Required action:
The lines you return must be all those in the data that hold the string "Projects".
Top of Data for this task
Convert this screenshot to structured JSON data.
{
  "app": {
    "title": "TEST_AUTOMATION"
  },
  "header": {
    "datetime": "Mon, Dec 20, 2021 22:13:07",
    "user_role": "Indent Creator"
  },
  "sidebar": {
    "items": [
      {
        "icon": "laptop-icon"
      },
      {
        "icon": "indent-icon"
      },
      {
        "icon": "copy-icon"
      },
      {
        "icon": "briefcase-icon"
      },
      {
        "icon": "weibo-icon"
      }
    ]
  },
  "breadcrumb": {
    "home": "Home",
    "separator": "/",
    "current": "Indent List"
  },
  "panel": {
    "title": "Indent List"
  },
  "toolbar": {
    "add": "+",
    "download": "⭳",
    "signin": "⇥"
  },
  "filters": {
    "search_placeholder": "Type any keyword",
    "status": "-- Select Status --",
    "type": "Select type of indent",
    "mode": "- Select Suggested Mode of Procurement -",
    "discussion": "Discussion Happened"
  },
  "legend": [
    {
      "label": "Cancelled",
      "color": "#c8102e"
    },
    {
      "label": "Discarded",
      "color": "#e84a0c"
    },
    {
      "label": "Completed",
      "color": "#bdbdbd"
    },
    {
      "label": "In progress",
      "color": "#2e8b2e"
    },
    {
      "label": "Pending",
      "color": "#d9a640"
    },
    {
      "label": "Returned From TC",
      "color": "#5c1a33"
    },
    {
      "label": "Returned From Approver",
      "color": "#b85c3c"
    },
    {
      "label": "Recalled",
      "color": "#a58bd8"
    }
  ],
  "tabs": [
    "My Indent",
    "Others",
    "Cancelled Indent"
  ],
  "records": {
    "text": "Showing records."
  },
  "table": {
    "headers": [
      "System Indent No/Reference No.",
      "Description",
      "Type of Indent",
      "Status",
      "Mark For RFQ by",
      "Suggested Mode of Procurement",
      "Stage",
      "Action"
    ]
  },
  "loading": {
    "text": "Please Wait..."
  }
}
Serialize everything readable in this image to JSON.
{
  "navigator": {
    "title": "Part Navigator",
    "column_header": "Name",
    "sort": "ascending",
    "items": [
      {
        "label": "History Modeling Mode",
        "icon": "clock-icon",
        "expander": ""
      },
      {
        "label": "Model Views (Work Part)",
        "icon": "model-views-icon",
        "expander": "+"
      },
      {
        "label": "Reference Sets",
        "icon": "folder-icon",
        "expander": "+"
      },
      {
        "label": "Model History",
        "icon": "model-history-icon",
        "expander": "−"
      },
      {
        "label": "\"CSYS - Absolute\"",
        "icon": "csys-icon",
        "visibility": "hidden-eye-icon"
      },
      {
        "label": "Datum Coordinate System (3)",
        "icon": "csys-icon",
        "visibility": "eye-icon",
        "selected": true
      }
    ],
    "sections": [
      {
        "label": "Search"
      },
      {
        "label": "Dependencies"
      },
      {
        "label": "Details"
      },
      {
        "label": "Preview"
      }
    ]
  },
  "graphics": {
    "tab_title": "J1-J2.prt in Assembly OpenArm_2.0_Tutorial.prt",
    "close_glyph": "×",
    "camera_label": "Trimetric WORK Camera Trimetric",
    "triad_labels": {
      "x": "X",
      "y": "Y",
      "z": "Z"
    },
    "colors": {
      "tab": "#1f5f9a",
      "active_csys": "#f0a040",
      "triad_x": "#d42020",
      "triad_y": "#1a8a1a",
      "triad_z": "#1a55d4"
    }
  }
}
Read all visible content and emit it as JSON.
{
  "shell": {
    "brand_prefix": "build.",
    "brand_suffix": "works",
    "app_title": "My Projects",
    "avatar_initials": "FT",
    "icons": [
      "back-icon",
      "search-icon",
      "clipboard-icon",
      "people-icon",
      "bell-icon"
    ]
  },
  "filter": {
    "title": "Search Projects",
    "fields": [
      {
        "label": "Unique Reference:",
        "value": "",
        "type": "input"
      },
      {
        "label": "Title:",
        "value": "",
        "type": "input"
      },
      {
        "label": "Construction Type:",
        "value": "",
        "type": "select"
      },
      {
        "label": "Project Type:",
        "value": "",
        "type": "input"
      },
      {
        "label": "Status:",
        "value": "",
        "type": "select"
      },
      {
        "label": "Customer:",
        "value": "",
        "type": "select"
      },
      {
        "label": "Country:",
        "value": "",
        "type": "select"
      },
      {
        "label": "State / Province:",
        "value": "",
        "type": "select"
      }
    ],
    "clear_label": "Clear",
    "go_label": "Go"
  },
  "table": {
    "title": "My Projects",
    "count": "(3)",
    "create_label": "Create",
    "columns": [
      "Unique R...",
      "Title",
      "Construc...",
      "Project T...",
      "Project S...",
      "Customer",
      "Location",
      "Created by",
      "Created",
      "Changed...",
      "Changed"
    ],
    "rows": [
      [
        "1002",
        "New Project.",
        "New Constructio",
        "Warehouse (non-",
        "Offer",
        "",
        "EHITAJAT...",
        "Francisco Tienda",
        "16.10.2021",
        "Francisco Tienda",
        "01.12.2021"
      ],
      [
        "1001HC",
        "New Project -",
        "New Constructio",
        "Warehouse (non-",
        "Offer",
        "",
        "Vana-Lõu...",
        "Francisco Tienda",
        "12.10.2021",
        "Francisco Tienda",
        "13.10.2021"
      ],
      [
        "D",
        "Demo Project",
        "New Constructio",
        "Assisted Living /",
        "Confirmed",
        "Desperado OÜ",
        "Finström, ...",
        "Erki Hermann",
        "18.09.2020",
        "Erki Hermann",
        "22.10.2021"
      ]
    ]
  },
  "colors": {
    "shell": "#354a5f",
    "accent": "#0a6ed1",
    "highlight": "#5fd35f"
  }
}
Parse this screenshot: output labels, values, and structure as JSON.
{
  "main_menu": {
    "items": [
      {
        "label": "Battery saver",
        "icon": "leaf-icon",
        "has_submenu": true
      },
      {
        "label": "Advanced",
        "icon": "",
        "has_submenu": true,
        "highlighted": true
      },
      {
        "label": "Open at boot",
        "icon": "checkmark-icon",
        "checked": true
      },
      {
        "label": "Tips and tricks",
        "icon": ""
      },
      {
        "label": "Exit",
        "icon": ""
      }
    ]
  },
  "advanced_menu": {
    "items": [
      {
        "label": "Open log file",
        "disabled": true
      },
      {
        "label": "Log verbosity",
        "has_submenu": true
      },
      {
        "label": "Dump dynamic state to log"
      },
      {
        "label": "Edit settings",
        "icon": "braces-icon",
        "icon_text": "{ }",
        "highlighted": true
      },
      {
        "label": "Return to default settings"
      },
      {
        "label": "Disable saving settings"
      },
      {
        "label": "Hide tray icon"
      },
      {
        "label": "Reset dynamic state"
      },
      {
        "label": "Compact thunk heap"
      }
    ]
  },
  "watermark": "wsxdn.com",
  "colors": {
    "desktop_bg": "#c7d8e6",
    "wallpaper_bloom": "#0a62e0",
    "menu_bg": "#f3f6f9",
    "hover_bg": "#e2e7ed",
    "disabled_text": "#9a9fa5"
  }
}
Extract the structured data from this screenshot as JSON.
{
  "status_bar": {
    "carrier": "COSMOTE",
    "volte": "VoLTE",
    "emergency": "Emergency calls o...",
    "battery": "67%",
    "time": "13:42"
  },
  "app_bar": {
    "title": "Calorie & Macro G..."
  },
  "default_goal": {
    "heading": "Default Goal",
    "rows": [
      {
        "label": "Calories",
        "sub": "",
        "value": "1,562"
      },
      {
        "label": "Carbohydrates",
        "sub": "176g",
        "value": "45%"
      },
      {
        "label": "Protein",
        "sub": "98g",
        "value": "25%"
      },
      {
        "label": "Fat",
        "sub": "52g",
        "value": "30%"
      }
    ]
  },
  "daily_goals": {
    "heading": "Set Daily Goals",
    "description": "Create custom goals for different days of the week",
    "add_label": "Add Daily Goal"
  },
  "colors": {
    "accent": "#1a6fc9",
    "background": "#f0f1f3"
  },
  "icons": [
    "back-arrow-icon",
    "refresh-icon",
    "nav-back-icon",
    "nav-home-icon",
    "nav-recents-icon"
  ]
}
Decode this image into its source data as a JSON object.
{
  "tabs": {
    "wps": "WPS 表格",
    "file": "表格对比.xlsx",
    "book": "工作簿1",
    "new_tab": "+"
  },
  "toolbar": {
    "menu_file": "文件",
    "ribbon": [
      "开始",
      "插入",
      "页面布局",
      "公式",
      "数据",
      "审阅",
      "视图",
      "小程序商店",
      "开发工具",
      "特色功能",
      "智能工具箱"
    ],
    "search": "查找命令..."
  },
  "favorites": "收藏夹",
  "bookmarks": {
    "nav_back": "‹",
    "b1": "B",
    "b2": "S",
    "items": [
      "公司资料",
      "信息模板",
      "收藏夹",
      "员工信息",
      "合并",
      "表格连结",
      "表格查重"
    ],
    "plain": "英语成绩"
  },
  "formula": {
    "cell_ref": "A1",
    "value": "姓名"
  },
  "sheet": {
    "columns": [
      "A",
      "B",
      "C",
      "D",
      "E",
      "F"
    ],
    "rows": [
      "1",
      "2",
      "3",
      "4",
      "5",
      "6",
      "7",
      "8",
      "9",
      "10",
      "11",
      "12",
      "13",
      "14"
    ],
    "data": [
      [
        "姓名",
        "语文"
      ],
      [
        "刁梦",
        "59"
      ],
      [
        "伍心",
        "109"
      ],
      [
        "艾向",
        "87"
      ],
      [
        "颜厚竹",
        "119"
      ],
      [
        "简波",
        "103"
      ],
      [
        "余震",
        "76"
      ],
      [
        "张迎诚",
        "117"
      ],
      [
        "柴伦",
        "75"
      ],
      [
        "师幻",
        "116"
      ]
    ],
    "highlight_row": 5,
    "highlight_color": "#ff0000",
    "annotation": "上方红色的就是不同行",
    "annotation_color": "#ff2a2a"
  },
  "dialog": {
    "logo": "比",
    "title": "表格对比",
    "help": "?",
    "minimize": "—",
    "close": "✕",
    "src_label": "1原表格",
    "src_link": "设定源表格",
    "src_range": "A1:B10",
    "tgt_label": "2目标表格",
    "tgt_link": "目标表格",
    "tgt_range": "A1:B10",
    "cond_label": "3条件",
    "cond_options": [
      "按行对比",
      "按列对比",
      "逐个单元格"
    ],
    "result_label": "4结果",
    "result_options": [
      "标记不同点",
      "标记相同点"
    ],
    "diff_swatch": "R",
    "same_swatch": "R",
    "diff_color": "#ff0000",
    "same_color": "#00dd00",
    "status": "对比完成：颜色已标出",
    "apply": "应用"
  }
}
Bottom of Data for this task
Response area:
    "app_title": "My Projects",
    "title": "Search Projects",
    "title": "My Projects",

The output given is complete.